Masolino da Panicale, also known as Tommaso di Cristoforo Fini,
is best know for works in collaboration with Masaccio (1401–1428), such
as their Madonna and Child with St. Anne, also known as Sant'Anna Metterza,
a painting executed for the Church of Sant'Ambrogio and now in the Uffizi
Gallery. He is also known for his frescos in the Brancacci Chapel in the
Church of Santa Maria del Carmine in Florence, The Temptation of Adam and Eve.
The Virgin and Child, with its powerful volume and solid possession of
space by means of an assured structure through perspective, is one of
the earliest works credited to Masaccio. The depiction of the angels,
delicate in their tender forms and pale, gentle colouring are from the
more Gothic brush of Masolino; except the angel in the upper right-hand
reveals the hand of Masaccio. The figure of St. Anne is much worn and
hence to be judged with difficulty, but may well be an invention of Masolino.
The figure of Christ is that of a young child, a realistic presence,
rather than a gothic cherub.
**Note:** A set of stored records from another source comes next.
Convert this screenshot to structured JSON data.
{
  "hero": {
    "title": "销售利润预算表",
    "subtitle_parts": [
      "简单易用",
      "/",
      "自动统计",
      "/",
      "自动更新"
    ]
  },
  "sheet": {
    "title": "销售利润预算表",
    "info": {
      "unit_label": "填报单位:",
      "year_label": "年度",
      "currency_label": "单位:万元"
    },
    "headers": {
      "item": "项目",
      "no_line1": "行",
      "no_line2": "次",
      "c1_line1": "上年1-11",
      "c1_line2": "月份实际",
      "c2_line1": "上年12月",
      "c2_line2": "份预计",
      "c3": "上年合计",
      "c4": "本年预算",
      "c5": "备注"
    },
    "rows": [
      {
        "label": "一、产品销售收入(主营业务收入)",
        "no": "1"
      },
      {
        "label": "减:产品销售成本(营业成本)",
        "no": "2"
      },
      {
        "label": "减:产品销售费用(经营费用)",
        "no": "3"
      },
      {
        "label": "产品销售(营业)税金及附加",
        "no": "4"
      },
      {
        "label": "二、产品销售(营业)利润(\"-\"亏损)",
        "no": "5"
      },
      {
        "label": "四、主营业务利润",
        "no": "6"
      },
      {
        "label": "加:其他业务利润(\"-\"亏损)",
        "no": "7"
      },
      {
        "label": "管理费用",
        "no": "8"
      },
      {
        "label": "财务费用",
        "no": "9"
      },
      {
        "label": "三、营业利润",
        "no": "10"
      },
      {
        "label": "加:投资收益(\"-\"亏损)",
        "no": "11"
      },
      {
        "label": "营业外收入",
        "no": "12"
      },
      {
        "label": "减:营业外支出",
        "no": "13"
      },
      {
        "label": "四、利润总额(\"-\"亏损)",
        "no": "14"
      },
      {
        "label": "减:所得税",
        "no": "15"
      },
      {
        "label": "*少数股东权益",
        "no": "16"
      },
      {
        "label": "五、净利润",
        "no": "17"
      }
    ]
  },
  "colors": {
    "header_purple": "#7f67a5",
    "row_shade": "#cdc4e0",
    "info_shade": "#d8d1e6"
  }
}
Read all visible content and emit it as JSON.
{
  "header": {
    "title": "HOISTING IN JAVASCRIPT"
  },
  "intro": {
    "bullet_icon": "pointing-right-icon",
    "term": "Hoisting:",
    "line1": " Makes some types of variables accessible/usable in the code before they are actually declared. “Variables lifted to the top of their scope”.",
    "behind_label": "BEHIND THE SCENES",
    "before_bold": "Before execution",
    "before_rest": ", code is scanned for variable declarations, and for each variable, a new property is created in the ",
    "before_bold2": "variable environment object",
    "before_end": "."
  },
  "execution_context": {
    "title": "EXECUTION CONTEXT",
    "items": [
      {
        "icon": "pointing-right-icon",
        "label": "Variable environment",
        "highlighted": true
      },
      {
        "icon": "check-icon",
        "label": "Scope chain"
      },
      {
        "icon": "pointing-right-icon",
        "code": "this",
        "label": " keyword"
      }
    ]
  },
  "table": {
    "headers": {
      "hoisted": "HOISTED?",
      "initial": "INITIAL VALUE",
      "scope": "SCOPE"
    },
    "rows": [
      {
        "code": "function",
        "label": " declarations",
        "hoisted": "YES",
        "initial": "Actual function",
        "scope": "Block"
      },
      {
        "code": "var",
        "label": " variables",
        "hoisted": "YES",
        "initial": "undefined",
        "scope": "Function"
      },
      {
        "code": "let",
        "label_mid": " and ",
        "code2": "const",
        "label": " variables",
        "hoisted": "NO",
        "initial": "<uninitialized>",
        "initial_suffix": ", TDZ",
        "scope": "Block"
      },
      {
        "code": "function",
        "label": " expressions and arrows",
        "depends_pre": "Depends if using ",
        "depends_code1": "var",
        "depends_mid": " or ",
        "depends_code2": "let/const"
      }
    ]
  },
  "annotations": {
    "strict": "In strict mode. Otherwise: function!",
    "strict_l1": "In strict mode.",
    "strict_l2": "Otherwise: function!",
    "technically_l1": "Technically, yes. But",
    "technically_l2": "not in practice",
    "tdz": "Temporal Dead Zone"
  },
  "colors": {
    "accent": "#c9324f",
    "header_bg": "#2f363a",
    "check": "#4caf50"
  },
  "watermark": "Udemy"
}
This is also one of the first paintings
to display the effect of true natural light on the figure; it is this
invention which imparts the modeling of form so characteristic of Masaccio,
and which would have a profound influence on the painting of the Italian
From October of 1916 through January of 1917, Rudolf Steiner gave a series
of nine lectures known as the Art Course. These lectures were given
the title of:
The History of Art.
Click here to discover what Steiner said about
in the first lecture, or in the entire